■ **Goal of the exercise**: Output every entry below exactly as it is written.

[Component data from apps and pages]
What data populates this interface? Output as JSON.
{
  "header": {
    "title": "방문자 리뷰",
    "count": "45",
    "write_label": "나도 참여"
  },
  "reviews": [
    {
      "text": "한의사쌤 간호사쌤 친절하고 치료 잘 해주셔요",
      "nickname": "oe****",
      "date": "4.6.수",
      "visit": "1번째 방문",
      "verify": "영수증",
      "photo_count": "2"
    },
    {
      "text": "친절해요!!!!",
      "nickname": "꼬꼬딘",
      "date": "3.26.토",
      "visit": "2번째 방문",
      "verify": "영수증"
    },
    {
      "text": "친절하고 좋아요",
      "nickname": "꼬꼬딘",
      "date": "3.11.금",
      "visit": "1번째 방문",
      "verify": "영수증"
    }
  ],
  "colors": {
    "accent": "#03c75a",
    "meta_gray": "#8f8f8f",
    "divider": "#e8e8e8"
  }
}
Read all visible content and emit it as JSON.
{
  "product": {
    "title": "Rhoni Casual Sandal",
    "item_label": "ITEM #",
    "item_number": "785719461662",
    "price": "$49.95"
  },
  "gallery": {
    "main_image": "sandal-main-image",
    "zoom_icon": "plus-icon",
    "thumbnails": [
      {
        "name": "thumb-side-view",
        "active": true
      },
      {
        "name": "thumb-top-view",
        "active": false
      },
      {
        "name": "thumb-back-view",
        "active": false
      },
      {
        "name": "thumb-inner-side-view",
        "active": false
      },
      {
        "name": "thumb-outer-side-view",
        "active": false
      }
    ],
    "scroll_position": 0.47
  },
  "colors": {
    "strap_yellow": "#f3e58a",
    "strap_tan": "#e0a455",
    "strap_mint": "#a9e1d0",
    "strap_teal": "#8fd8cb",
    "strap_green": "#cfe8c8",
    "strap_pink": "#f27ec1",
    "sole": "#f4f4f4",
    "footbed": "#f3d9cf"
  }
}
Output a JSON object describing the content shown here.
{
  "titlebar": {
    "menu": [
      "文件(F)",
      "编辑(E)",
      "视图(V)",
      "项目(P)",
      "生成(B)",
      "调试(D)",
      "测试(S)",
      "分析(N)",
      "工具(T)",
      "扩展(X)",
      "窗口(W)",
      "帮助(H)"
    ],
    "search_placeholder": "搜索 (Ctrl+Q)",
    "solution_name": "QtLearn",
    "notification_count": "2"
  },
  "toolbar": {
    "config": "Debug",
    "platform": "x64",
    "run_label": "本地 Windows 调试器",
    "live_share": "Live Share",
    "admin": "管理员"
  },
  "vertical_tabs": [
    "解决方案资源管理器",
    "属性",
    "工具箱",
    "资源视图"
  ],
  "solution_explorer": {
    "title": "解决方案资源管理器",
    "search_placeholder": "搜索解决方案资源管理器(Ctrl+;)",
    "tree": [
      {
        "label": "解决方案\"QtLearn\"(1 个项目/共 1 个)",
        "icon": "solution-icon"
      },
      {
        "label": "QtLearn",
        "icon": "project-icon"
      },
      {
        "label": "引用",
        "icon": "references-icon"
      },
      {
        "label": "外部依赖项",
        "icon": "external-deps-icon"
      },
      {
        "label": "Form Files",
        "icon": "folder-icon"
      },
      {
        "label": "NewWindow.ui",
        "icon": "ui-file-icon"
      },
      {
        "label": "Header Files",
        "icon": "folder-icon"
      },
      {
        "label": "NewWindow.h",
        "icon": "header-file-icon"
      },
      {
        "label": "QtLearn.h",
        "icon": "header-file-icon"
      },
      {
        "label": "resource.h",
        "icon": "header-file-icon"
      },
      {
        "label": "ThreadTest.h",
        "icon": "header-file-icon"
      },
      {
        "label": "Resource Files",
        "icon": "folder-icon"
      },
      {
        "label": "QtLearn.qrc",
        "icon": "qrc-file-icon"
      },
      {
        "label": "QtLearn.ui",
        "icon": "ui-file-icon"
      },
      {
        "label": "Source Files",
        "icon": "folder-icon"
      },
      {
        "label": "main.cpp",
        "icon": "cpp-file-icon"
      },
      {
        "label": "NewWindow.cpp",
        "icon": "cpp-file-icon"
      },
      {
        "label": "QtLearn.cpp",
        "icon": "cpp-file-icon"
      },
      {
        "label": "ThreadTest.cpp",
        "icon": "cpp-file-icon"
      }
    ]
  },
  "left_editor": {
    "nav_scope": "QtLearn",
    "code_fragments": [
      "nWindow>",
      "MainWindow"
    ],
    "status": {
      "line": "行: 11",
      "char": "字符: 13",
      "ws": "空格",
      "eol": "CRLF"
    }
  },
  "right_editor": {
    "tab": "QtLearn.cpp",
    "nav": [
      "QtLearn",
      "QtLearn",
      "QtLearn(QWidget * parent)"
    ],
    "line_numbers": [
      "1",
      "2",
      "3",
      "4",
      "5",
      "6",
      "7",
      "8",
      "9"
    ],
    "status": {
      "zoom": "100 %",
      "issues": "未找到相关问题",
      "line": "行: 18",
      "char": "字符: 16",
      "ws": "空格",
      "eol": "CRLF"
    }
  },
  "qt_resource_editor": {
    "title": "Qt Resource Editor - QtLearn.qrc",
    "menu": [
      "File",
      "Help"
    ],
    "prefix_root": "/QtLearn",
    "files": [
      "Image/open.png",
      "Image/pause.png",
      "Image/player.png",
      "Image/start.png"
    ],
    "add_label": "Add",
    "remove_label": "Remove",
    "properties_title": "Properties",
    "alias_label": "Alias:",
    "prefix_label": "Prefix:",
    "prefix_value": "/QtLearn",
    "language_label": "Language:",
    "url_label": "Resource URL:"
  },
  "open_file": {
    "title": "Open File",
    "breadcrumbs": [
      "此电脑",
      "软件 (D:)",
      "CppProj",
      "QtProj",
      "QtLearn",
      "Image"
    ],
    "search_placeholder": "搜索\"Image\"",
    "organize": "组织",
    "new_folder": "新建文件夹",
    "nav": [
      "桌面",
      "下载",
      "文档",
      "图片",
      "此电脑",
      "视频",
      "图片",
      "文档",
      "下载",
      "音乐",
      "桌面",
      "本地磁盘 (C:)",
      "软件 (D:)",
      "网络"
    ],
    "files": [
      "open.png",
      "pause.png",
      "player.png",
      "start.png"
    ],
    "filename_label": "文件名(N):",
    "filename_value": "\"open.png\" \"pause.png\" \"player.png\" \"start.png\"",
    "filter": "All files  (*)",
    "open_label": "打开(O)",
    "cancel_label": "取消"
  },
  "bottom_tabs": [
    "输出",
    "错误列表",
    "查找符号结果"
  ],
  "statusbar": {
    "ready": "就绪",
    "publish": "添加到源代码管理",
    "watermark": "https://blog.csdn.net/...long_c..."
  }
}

■ **Expected output**:
What data populates this interface? Output as JSON.
{
  "header": {
    "title": "방문자 리뷰",
    "count": "45",
    "write_label": "나도 참여"
  },
  "reviews": [
    {
      "text": "한의사쌤 간호사쌤 친절하고 치료 잘 해주셔요",
      "nickname": "oe****",
      "date": "4.6.수",
      "visit": "1번째 방문",
      "verify": "영수증",
      "photo_count": "2"
    },
    {
      "text": "친절해요!!!!",
      "nickname": "꼬꼬딘",
      "date": "3.26.토",
      "visit": "2번째 방문",
      "verify": "영수증"
    },
    {
      "text": "친절하고 좋아요",
      "nickname": "꼬꼬딘",
      "date": "3.11.금",
      "visit": "1번째 방문",
      "verify": "영수증"
    }
  ],
  "colors": {
    "accent": "#03c75a",
    "meta_gray": "#8f8f8f",
    "divider": "#e8e8e8"
  }
}
Read all visible content and emit it as JSON.
{
  "product": {
    "title": "Rhoni Casual Sandal",
    "item_label": "ITEM #",
    "item_number": "785719461662",
    "price": "$49.95"
  },
  "gallery": {
    "main_image": "sandal-main-image",
    "zoom_icon": "plus-icon",
    "thumbnails": [
      {
        "name": "thumb-side-view",
        "active": true
      },
      {
        "name": "thumb-top-view",
        "active": false
      },
      {
        "name": "thumb-back-view",
        "active": false
      },
      {
        "name": "thumb-inner-side-view",
        "active": false
      },
      {
        "name": "thumb-outer-side-view",
        "active": false
      }
    ],
    "scroll_position": 0.47
  },
  "colors": {
    "strap_yellow": "#f3e58a",
    "strap_tan": "#e0a455",
    "strap_mint": "#a9e1d0",
    "strap_teal": "#8fd8cb",
    "strap_green": "#cfe8c8",
    "strap_pink": "#f27ec1",
    "sole": "#f4f4f4",
    "footbed": "#f3d9cf"
  }
}
Output a JSON object describing the content shown here.
{
  "titlebar": {
    "menu": [
      "文件(F)",
      "编辑(E)",
      "视图(V)",
      "项目(P)",
      "生成(B)",
      "调试(D)",
      "测试(S)",
      "分析(N)",
      "工具(T)",
      "扩展(X)",
      "窗口(W)",
      "帮助(H)"
    ],
    "search_placeholder": "搜索 (Ctrl+Q)",
    "solution_name": "QtLearn",
    "notification_count": "2"
  },
  "toolbar": {
    "config": "Debug",
    "platform": "x64",
    "run_label": "本地 Windows 调试器",
    "live_share": "Live Share",
    "admin": "管理员"
  },
  "vertical_tabs": [
    "解决方案资源管理器",
    "属性",
    "工具箱",
    "资源视图"
  ],
  "solution_explorer": {
    "title": "解决方案资源管理器",
    "search_placeholder": "搜索解决方案资源管理器(Ctrl+;)",
    "tree": [
      {
        "label": "解决方案\"QtLearn\"(1 个项目/共 1 个)",
        "icon": "solution-icon"
      },
      {
        "label": "QtLearn",
        "icon": "project-icon"
      },
      {
        "label": "引用",
        "icon": "references-icon"
      },
      {
        "label": "外部依赖项",
        "icon": "external-deps-icon"
      },
      {
        "label": "Form Files",
        "icon": "folder-icon"
      },
      {
        "label": "NewWindow.ui",
        "icon": "ui-file-icon"
      },
      {
        "label": "Header Files",
        "icon": "folder-icon"
      },
      {
        "label": "NewWindow.h",
        "icon": "header-file-icon"
      },
      {
        "label": "QtLearn.h",
        "icon": "header-file-icon"
      },
      {
        "label": "resource.h",
        "icon": "header-file-icon"
      },
      {
        "label": "ThreadTest.h",
        "icon": "header-file-icon"
      },
      {
        "label": "Resource Files",
        "icon": "folder-icon"
      },
      {
        "label": "QtLearn.qrc",
        "icon": "qrc-file-icon"
      },
      {
        "label": "QtLearn.ui",
        "icon": "ui-file-icon"
      },
      {
        "label": "Source Files",
        "icon": "folder-icon"
      },
      {
        "label": "main.cpp",
        "icon": "cpp-file-icon"
      },
      {
        "label": "NewWindow.cpp",
        "icon": "cpp-file-icon"
      },
      {
        "label": "QtLearn.cpp",
        "icon": "cpp-file-icon"
      },
      {
        "label": "ThreadTest.cpp",
        "icon": "cpp-file-icon"
      }
    ]
  },
  "left_editor": {
    "nav_scope": "QtLearn",
    "code_fragments": [
      "nWindow>",
      "MainWindow"
    ],
    "status": {
      "line": "行: 11",
      "char": "字符: 13",
      "ws": "空格",
      "eol": "CRLF"
    }
  },
  "right_editor": {
    "tab": "QtLearn.cpp",
    "nav": [
      "QtLearn",
      "QtLearn",
      "QtLearn(QWidget * parent)"
    ],
    "line_numbers": [
      "1",
      "2",
      "3",
      "4",
      "5",
      "6",
      "7",
      "8",
      "9"
    ],
    "status": {
      "zoom": "100 %",
      "issues": "未找到相关问题",
      "line": "行: 18",
      "char": "字符: 16",
      "ws": "空格",
      "eol": "CRLF"
    }
  },
  "qt_resource_editor": {
    "title": "Qt Resource Editor - QtLearn.qrc",
    "menu": [
      "File",
      "Help"
    ],
    "prefix_root": "/QtLearn",
    "files": [
      "Image/open.png",
      "Image/pause.png",
      "Image/player.png",
      "Image/start.png"
    ],
    "add_label": "Add",
    "remove_label": "Remove",
    "properties_title": "Properties",
    "alias_label": "Alias:",
    "prefix_label": "Prefix:",
    "prefix_value": "/QtLearn",
    "language_label": "Language:",
    "url_label": "Resource URL:"
  },
  "open_file": {
    "title": "Open File",
    "breadcrumbs": [
      "此电脑",
      "软件 (D:)",
      "CppProj",
      "QtProj",
      "QtLearn",
      "Image"
    ],
    "search_placeholder": "搜索\"Image\"",
    "organize": "组织",
    "new_folder": "新建文件夹",
    "nav": [
      "桌面",
      "下载",
      "文档",
      "图片",
      "此电脑",
      "视频",
      "图片",
      "文档",
      "下载",
      "音乐",
      "桌面",
      "本地磁盘 (C:)",
      "软件 (D:)",
      "网络"
    ],
    "files": [
      "open.png",
      "pause.png",
      "player.png",
      "start.png"
    ],
    "filename_label": "文件名(N):",
    "filename_value": "\"open.png\" \"pause.png\" \"player.png\" \"start.png\"",
    "filter": "All files  (*)",
    "open_label": "打开(O)",
    "cancel_label": "取消"
  },
  "bottom_tabs": [
    "输出",
    "错误列表",
    "查找符号结果"
  ],
  "statusbar": {
    "ready": "就绪",
    "publish": "添加到源代码管理",
    "watermark": "https://blog.csdn.net/...long_c..."
  }
}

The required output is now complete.